_Problem description_.
Copy out the records that appear below, exactly as each one reads.

[Opening Entries shown section]

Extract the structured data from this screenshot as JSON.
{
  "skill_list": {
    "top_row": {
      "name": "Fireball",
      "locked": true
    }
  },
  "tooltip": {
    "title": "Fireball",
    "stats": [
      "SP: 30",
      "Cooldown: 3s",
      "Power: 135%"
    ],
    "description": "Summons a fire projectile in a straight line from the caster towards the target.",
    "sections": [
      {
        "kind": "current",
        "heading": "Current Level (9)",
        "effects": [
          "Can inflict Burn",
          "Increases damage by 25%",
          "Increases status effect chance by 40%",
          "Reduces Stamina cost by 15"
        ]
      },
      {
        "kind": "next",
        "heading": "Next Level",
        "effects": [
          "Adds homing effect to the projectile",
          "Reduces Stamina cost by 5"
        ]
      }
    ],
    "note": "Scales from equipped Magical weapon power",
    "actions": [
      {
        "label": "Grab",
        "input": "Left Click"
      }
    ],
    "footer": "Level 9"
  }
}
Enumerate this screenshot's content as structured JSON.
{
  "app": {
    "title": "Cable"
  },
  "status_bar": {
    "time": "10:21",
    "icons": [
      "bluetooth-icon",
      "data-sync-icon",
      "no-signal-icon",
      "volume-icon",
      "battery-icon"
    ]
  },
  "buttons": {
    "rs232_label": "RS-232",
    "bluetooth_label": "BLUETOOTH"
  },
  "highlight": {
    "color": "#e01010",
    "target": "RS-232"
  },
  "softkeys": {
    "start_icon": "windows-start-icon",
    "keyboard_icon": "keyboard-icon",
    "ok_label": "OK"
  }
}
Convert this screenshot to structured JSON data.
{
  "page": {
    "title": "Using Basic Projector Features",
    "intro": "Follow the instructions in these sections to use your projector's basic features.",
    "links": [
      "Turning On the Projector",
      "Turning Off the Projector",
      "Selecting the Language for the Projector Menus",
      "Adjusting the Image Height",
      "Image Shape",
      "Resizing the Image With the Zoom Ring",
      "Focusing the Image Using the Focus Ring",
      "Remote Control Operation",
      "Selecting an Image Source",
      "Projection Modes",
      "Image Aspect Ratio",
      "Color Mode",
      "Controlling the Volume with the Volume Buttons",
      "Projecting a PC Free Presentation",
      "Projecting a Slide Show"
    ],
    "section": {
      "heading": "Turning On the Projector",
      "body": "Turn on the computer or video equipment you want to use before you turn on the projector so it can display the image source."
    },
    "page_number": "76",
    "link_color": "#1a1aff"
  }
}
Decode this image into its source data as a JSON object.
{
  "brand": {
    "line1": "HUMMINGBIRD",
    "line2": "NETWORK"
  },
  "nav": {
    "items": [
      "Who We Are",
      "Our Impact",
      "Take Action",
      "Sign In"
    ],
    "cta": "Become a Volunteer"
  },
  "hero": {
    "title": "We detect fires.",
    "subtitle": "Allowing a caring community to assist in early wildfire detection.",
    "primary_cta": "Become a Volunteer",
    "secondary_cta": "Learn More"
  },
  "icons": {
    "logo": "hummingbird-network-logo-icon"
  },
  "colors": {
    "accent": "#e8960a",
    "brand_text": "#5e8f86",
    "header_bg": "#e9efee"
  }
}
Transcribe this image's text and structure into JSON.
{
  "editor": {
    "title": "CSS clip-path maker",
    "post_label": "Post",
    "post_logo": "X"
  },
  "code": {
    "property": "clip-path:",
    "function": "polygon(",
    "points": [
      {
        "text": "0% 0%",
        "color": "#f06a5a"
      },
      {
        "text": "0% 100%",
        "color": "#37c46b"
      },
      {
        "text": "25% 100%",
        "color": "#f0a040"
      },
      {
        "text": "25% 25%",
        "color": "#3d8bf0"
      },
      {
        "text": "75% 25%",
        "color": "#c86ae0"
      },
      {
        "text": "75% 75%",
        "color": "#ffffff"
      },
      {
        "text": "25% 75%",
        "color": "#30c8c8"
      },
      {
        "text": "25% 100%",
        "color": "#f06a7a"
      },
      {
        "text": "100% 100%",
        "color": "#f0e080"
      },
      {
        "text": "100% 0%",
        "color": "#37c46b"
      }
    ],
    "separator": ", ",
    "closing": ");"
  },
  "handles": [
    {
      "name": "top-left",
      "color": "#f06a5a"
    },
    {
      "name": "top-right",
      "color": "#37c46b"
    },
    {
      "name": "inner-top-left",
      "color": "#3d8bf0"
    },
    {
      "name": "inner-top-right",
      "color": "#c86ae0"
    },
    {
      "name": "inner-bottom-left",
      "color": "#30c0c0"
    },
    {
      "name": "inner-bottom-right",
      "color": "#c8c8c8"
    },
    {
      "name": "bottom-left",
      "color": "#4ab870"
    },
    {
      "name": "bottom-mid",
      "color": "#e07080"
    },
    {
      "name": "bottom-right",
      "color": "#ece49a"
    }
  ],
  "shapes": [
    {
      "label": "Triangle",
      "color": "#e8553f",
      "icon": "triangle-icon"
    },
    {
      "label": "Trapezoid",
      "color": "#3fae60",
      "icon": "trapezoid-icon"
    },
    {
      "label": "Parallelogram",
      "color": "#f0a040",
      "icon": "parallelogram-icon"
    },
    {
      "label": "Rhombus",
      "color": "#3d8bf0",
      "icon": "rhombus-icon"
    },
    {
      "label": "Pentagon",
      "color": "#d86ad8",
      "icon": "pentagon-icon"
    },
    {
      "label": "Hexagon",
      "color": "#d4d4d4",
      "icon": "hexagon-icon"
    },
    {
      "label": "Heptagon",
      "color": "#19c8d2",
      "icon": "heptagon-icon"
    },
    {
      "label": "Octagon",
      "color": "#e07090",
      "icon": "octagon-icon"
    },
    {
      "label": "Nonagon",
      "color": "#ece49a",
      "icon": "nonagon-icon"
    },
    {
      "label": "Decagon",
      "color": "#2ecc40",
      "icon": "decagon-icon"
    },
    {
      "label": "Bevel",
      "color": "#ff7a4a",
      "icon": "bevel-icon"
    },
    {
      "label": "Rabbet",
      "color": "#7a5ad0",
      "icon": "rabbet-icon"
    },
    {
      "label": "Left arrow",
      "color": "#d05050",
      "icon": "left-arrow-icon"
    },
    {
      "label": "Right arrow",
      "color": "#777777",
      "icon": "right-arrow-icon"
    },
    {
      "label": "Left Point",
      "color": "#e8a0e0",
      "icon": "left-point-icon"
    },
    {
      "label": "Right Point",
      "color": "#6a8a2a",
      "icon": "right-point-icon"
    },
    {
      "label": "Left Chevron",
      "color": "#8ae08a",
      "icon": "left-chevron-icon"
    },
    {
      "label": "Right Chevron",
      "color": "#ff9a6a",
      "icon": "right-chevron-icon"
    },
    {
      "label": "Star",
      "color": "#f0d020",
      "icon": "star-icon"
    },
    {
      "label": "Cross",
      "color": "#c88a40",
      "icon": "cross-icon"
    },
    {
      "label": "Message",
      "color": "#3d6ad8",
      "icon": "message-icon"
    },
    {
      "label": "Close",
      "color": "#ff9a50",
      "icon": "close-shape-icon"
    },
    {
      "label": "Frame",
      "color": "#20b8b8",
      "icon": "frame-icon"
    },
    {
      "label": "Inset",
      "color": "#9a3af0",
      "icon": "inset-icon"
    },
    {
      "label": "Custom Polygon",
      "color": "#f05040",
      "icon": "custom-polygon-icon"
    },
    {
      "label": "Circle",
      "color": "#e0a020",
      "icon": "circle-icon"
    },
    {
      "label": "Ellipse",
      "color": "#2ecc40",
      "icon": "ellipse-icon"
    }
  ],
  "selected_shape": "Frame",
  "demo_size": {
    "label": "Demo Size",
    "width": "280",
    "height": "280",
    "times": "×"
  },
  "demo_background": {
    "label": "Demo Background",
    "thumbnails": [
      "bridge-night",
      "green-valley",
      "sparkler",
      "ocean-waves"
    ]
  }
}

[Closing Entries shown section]

_Task output_.
Extract the structured data from this screenshot as JSON.
{
  "skill_list": {
    "top_row": {
      "name": "Fireball",
      "locked": true
    }
  },
  "tooltip": {
    "title": "Fireball",
    "stats": [
      "SP: 30",
      "Cooldown: 3s",
      "Power: 135%"
    ],
    "description": "Summons a fire projectile in a straight line from the caster towards the target.",
    "sections": [
      {
        "kind": "current",
        "heading": "Current Level (9)",
        "effects": [
          "Can inflict Burn",
          "Increases damage by 25%",
          "Increases status effect chance by 40%",
          "Reduces Stamina cost by 15"
        ]
      },
      {
        "kind": "next",
        "heading": "Next Level",
        "effects": [
          "Adds homing effect to the projectile",
          "Reduces Stamina cost by 5"
        ]
      }
    ],
    "note": "Scales from equipped Magical weapon power",
    "actions": [
      {
        "label": "Grab",
        "input": "Left Click"
      }
    ],
    "footer": "Level 9"
  }
}
Enumerate this screenshot's content as structured JSON.
{
  "app": {
    "title": "Cable"
  },
  "status_bar": {
    "time": "10:21",
    "icons": [
      "bluetooth-icon",
      "data-sync-icon",
      "no-signal-icon",
      "volume-icon",
      "battery-icon"
    ]
  },
  "buttons": {
    "rs232_label": "RS-232",
    "bluetooth_label": "BLUETOOTH"
  },
  "highlight": {
    "color": "#e01010",
    "target": "RS-232"
  },
  "softkeys": {
    "start_icon": "windows-start-icon",
    "keyboard_icon": "keyboard-icon",
    "ok_label": "OK"
  }
}
Convert this screenshot to structured JSON data.
{
  "page": {
    "title": "Using Basic Projector Features",
    "intro": "Follow the instructions in these sections to use your projector's basic features.",
    "links": [
      "Turning On the Projector",
      "Turning Off the Projector",
      "Selecting the Language for the Projector Menus",
      "Adjusting the Image Height",
      "Image Shape",
      "Resizing the Image With the Zoom Ring",
      "Focusing the Image Using the Focus Ring",
      "Remote Control Operation",
      "Selecting an Image Source",
      "Projection Modes",
      "Image Aspect Ratio",
      "Color Mode",
      "Controlling the Volume with the Volume Buttons",
      "Projecting a PC Free Presentation",
      "Projecting a Slide Show"
    ],
    "section": {
      "heading": "Turning On the Projector",
      "body": "Turn on the computer or video equipment you want to use before you turn on the projector so it can display the image source."
    },
    "page_number": "76",
    "link_color": "#1a1aff"
  }
}
Decode this image into its source data as a JSON object.
{
  "brand": {
    "line1": "HUMMINGBIRD",
    "line2": "NETWORK"
  },
  "nav": {
    "items": [
      "Who We Are",
      "Our Impact",
      "Take Action",
      "Sign In"
    ],
    "cta": "Become a Volunteer"
  },
  "hero": {
    "title": "We detect fires.",
    "subtitle": "Allowing a caring community to assist in early wildfire detection.",
    "primary_cta": "Become a Volunteer",
    "secondary_cta": "Learn More"
  },
  "icons": {
    "logo": "hummingbird-network-logo-icon"
  },
  "colors": {
    "accent": "#e8960a",
    "brand_text": "#5e8f86",
    "header_bg": "#e9efee"
  }
}
Transcribe this image's text and structure into JSON.
{
  "editor": {
    "title": "CSS clip-path maker",
    "post_label": "Post",
    "post_logo": "X"
  },
  "code": {
    "property": "clip-path:",
    "function": "polygon(",
    "points": [
      {
        "text": "0% 0%",
        "color": "#f06a5a"
      },
      {
        "text": "0% 100%",
        "color": "#37c46b"
      },
      {
        "text": "25% 100%",
        "color": "#f0a040"
      },
      {
        "text": "25% 25%",
        "color": "#3d8bf0"
      },
      {
        "text": "75% 25%",
        "color": "#c86ae0"
      },
      {
        "text": "75% 75%",
        "color": "#ffffff"
      },
      {
        "text": "25% 75%",
        "color": "#30c8c8"
      },
      {
        "text": "25% 100%",
        "color": "#f06a7a"
      },
      {
        "text": "100% 100%",
        "color": "#f0e080"
      },
      {
        "text": "100% 0%",
        "color": "#37c46b"
      }
    ],
    "separator": ", ",
    "closing": ");"
  },
  "handles": [
    {
      "name": "top-left",
      "color": "#f06a5a"
    },
    {
      "name": "top-right",
      "color": "#37c46b"
    },
    {
      "name": "inner-top-left",
      "color": "#3d8bf0"
    },
    {
      "name": "inner-top-right",
      "color": "#c86ae0"
    },
    {
      "name": "inner-bottom-left",
      "color": "#30c0c0"
    },
    {
      "name": "inner-bottom-right",
      "color": "#c8c8c8"
    },
    {
      "name": "bottom-left",
      "color": "#4ab870"
    },
    {
      "name": "bottom-mid",
      "color": "#e07080"
    },
    {
      "name": "bottom-right",
      "color": "#ece49a"
    }
  ],
  "shapes": [
    {
      "label": "Triangle",
      "color": "#e8553f",
      "icon": "triangle-icon"
    },
    {
      "label": "Trapezoid",
      "color": "#3fae60",
      "icon": "trapezoid-icon"
    },
    {
      "label": "Parallelogram",
      "color": "#f0a040",
      "icon": "parallelogram-icon"
    },
    {
      "label": "Rhombus",
      "color": "#3d8bf0",
      "icon": "rhombus-icon"
    },
    {
      "label": "Pentagon",
      "color": "#d86ad8",
      "icon": "pentagon-icon"
    },
    {
      "label": "Hexagon",
      "color": "#d4d4d4",
      "icon": "hexagon-icon"
    },
    {
      "label": "Heptagon",
      "color": "#19c8d2",
      "icon": "heptagon-icon"
    },
    {
      "label": "Octagon",
      "color": "#e07090",
      "icon": "octagon-icon"
    },
    {
      "label": "Nonagon",
      "color": "#ece49a",
      "icon": "nonagon-icon"
    },
    {
      "label": "Decagon",
      "color": "#2ecc40",
      "icon": "decagon-icon"
    },
    {
      "label": "Bevel",
      "color": "#ff7a4a",
      "icon": "bevel-icon"
    },
    {
      "label": "Rabbet",
      "color": "#7a5ad0",
      "icon": "rabbet-icon"
    },
    {
      "label": "Left arrow",
      "color": "#d05050",
      "icon": "left-arrow-icon"
    },
    {
      "label": "Right arrow",
      "color": "#777777",
      "icon": "right-arrow-icon"
    },
    {
      "label": "Left Point",
      "color": "#e8a0e0",
      "icon": "left-point-icon"
    },
    {
      "label": "Right Point",
      "color": "#6a8a2a",
      "icon": "right-point-icon"
    },
    {
      "label": "Left Chevron",
      "color": "#8ae08a",
      "icon": "left-chevron-icon"
    },
    {
      "label": "Right Chevron",
      "color": "#ff9a6a",
      "icon": "right-chevron-icon"
    },
    {
      "label": "Star",
      "color": "#f0d020",
      "icon": "star-icon"
    },
    {
      "label": "Cross",
      "color": "#c88a40",
      "icon": "cross-icon"
    },
    {
      "label": "Message",
      "color": "#3d6ad8",
      "icon": "message-icon"
    },
    {
      "label": "Close",
      "color": "#ff9a50",
      "icon": "close-shape-icon"
    },
    {
      "label": "Frame",
      "color": "#20b8b8",
      "icon": "frame-icon"
    },
    {
      "label": "Inset",
      "color": "#9a3af0",
      "icon": "inset-icon"
    },
    {
      "label": "Custom Polygon",
      "color": "#f05040",
      "icon": "custom-polygon-icon"
    },
    {
      "label": "Circle",
      "color": "#e0a020",
      "icon": "circle-icon"
    },
    {
      "label": "Ellipse",
      "color": "#2ecc40",
      "icon": "ellipse-icon"
    }
  ],
  "selected_shape": "Frame",
  "demo_size": {
    "label": "Demo Size",
    "width": "280",
    "height": "280",
    "times": "×"
  },
  "demo_background": {
    "label": "Demo Background",
    "thumbnails": [
      "bridge-night",
      "green-valley",
      "sparkler",
      "ocean-waves"
    ]
  }
}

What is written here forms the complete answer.